What Teachers Spy in Homes over Zoom Ends up in Court


The widespread utilization of distance learning during the coronavirus pandemic is generating a new supply of controversy around school discipline. In the event across the country, schools have punished students for allowing glimpses of guns or Trump signs to be visible within the backgrounds of their video feed during remote lessons.

In October 2021, a 12-year-old middle-school student, Cole Mayer, was taking part in a remote-learning class in Columbia, Illinois, when he stood up, revealing a gun behind his bed. An instructor captured a screenshot of the moment, and the school dispatched law enforcement to Mayer's home to investigate. After discovering that it had been merely a pellet gun, the police officers didn't article a report and actually conversed with the boy about dove hunting. School officials initially considered expelling Mayer but instead chose to suspend him for 10 days.

Similarly, in Louisiana, 9-year-old Ka'Mauri Harrison was suspended for six days through the Jefferson Parish School District. In September 2021, the 4th grader was participating in a digital class and taking a web-based test when certainly one of his brothers tripped on the BB gun on the ground of the shared bedroom. Harrison moved the gun taken care of but left the barrel visible towards the camera. The teacher tried to get his attention, but because Harrison was going for a test, the student had muted the sound on his computer. The college district defended the choice to suspend the boy by saying he had violated its policy against having weapons at school. Inside a behavior report, the Louisiana Department of Education said that the student's possession of the BB gun was a violation of federal law. The district school board didn't permit him to appeal the suspension. Ka'Mauri Harrison's family sued in federal court, claiming a civil-rights violation. Under U.S. Top court doctrine, schools must provide rudimentary due-process rights to students receiving suspensions of fewer than 10 days. Harrison's attorney asserts that the school didn't meet those requirements. In November 2021, in response to the school board's intransigence, the Louisiana legislature passed the Ka'Mauri Harrison Act, which increases due-process protections for students facing disciplinary measures during remote learning. Too, Louisiana's attorney general has filed a motion in support of Harrison's lawsuit, arguing the school board repeatedly violated state law.
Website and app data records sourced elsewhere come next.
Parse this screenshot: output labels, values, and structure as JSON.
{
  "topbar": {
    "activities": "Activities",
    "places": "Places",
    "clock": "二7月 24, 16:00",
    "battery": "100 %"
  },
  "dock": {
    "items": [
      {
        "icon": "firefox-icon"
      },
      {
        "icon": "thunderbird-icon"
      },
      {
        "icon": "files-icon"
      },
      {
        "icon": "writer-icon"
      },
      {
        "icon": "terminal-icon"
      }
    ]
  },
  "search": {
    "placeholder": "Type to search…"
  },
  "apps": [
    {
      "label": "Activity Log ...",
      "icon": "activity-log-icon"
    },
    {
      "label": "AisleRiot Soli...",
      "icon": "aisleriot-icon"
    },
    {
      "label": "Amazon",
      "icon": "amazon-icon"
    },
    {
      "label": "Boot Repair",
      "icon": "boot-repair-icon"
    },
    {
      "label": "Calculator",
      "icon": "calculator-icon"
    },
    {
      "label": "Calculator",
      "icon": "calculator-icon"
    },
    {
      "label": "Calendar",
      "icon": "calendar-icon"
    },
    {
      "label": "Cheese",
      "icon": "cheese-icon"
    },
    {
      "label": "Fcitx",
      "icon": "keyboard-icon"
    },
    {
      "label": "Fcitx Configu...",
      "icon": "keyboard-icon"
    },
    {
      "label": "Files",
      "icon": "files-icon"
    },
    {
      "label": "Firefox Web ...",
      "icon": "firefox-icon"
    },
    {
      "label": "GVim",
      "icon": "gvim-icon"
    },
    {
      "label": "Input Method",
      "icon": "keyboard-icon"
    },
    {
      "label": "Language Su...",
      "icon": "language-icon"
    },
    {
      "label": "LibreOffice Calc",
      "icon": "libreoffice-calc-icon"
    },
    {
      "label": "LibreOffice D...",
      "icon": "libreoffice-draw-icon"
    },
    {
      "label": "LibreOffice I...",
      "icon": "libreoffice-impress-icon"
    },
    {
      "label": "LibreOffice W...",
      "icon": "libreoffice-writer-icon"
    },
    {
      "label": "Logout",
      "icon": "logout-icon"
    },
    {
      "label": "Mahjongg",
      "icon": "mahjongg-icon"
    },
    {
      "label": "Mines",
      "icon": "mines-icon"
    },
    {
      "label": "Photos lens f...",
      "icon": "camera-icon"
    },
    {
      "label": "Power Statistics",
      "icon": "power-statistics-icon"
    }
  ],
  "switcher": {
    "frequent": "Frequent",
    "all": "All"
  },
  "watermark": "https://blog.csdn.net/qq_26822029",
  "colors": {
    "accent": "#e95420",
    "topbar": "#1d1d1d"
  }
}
These cases indicate the possible lack of clarity round the question of how far schools can justifiably extend their policies into private homes. Put one other way, the remote teaching environment throughout the pandemic has raised the issue of what counts as \”the classroom.\” Many families do allow guns, whether toy or real, in their homes. These families may find it intrusive to possess schools treating their houses as extensions from the physical school. What's more, the disciplinary actions in these instances neglect to take into consideration the cruel circumstances both parents and children are facing with remote learning. Ka'Mauri Harrison, for instance, shares his bedroom with two brothers. Common sense and compassion would suggest that youngsters really should not be punished for not keeping a room as tidy as school officials might like. Zero tolerance, which hardly makes sense in normal times, is even less workable throughout a pandemic.

Students have also found themselves in danger for displaying Trump signs during distance learning. In October 2021, for instance, a high school chemistry teacher at Toms River High School North in Ocean County, New Jersey, kicked out a student, Anthony Ribeiro, who refused to take down a Trump banner from his bedroom wall, based on local press accounts. The teacher said there was \”no room\” for politics in his classroom, Ribeiro told the Asbury Park Press. An English teacher also asked Ribeiro to take on the banner during an online class since it may cause a disruption. Similarly, in September 2021, a chemistry teacher in Colusa, California, threatened to remove a student in the digital classroom if the student didn't defeat a Trump banner. A student chose to log out before the teacher could eject him.

In both cases, the teachers have the symptoms of violated their school districts' policies as well as U.S. Top court doctrine. In the New Jersey instance, officials later acknowledged that the student had not violated school rules. As well as in California, a student handbook said the district \”respects students' rights to express ideas and opinions, take stands on issues, and support causes, even when such speech is controversial or unpopular.\” That policy had allowed students to put on items such as political buttons and insignias while while attending college personally. The Supreme Court has stated that, under the Constitution, schools are only able to restrict student speech when it causes a substantial disruption, violates the rights of others, is lewd, is school sponsored, or is pro-drug. While Trump evokes strong feelings, neither of those cases fits into among those categories. Simply claiming that student speech may cause an interruption is insufficient reason to limit it, particularly if a school allows other viewpoints to become displayed. If a Trump banner actually caused an online lesson to descend right into a flame war in the Zoom chatroom, then schools could conceivably require students to have a plain background during such lessons. But picking and selecting which perspectives to censor violates First Amendment jurisprudence, which requires government officials to stay neutral toward varying viewpoints and content.

Instead of suspending students or kicking them from class, teachers and school officials would do well to make use of these events as teachable moments by not overreacting and by reminding students and themselves the Constitution applies, even in online classrooms throughout a pandemic.

Tags : News

The author admin

Leave a Response